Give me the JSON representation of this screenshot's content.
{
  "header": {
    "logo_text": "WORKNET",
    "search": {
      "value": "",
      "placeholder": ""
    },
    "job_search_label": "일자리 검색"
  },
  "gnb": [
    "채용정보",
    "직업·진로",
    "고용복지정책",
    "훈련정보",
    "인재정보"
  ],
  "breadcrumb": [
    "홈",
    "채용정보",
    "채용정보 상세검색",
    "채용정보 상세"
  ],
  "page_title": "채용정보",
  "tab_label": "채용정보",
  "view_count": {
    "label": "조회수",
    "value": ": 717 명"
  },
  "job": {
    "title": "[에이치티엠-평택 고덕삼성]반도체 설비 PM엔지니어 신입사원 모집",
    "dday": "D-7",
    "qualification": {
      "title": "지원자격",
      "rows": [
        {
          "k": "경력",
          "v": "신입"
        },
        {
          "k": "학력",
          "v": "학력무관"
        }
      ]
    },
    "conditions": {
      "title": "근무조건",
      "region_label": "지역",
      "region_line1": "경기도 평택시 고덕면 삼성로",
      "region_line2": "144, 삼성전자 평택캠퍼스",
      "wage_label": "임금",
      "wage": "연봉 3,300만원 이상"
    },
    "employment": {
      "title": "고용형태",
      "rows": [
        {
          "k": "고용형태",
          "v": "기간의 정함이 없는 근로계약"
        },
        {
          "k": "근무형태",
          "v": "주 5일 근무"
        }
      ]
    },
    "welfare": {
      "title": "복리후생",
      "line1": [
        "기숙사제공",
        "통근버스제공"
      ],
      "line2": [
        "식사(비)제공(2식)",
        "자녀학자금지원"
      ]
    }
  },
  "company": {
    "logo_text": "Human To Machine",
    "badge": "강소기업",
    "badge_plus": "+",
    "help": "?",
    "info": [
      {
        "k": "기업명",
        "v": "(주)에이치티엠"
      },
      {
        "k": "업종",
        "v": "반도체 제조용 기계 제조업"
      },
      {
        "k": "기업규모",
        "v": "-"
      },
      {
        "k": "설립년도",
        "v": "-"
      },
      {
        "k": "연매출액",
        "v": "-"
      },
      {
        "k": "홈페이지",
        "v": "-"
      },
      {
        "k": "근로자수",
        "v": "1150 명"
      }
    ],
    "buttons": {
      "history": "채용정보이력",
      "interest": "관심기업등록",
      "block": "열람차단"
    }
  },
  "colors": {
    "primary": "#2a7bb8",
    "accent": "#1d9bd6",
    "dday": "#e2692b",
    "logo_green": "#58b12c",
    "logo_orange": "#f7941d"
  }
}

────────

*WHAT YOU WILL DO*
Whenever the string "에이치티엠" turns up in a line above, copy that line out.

*YOUR RESPONSE*
    "title": "[에이치티엠-평택 고덕삼성]반도체 설비 PM엔지니어 신입사원 모집",
        "v": "(주)에이치티엠"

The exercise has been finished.